    Screen play by Terry Johnson
    Conceived by David Bowie

    'What we're doing here is bringing back the talkies" - David Bowie - 9th August 1984

    In Jazzin' For Blue Jean, David Bowie, Julien Temple and Terry Johnson breathe new life into the concept of the short feature. Nominally a promotional video for Bowie's forthcoming single 'Blue Jean', it is an uncompromising rejection of just about every aspect of the standard approach to selling pop by the yard. Rather than add to the profusion of hi-tech, mock-surreal pop videos prevalent in the '8Os, Bowie, Temple and Johnson have drawn their inspiration from the classic short features of the 1950s.

    Running for 22 minutes, it features Bowie's song as little more than a set-piece background to the action.

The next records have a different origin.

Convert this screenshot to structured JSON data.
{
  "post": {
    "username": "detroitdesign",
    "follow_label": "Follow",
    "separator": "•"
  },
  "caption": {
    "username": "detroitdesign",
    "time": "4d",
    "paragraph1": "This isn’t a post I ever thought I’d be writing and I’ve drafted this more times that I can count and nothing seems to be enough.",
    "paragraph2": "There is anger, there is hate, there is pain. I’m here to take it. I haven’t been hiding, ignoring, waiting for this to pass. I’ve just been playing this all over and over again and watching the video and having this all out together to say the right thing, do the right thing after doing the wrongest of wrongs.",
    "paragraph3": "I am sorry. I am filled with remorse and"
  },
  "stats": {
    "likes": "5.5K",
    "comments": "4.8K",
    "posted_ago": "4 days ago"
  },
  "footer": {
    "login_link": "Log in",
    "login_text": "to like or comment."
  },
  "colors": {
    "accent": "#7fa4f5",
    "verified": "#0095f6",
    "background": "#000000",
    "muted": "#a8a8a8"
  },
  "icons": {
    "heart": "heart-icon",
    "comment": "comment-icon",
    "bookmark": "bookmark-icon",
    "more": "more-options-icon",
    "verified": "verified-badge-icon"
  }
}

Its principal focus is the saga of Vic (David Bowie) a young hopeful with two left feet whose only means of enticing the girl of his dreams (Louise Scott) to go out with him is to pretend that he can introduce her to rock star Screamin' Lord Byron (David Bowie), the last word in dazzling and mysterious glam- rock legends.

    Jazzin' For Blue Jean follows the hapless Vic through his fumbling attempts to choose an outfit for a night on the town to gain admittance to the club where the star is performing and to crash (literally!) into the Great Man's dressing-room to plead with Screamin' to help him win his beloved's admiration (or even a single civil word).

    Despite enough rejections to keep the average loser depressed for a month Vic reaches his goal: he and his dreamboat are seated at one of the finest tables in the house, champagne is served and Screamin' Lord Byron does his act. Finally, the club is empty and just as even the unsinkable Vic is about to lose hope (and his hard-hearted companion), there is a stir backstage. The star emerges, painted and powdered and clad in all his finery, and makes straight for their table

    In his dual role, Bowie scores two memorable direct hits. As Vic, he creates a characterisation which is a perfect embodiment of the classic Little Man of the early cinema reincarnated in '8Os London, and as Screamin' Lord Byron flamboyant and magnetic on stage but a cowering wreck in his dressing room - he wickedly and memorably satirises both his own past and the fantasies and illusions which have been created around him. In his previous acting roles (in Merry Christmas Mr. Lawrence, The Hunger, The Man Who Fell To Earth and his celebrated Broadway run in The Elephant Man) Bowie demonstrated a formidable gift for depicting characters who were superhuman, supernatural, alien or apart in same way from the normal run of humanity. As Vic, he displays an un-suspected gift for comedy, and a ready eye and ear for the comic aspects of the minutae of daily life.

    Bowie's collaborator in this precedent-breaking venture is Julien Temple, the 30-year-old director who upset the conventional notions of the rock movie with The Sex Pistols' feature The Great Rock 'N' Roll Swindle (1979) and who commences shooting next year on the eagerly-awaited adaptation of Colin Maclnnes' crucial novel of British youth in the '50s Absolute Beginners. He has also worked extensively in television, and established himself as the most acute and innovative director of pop promos in Britain, working with artists such as The Rolling Stones, Culture Club, The Kinks and ABC, for whom he created the feature-length special Mantrap.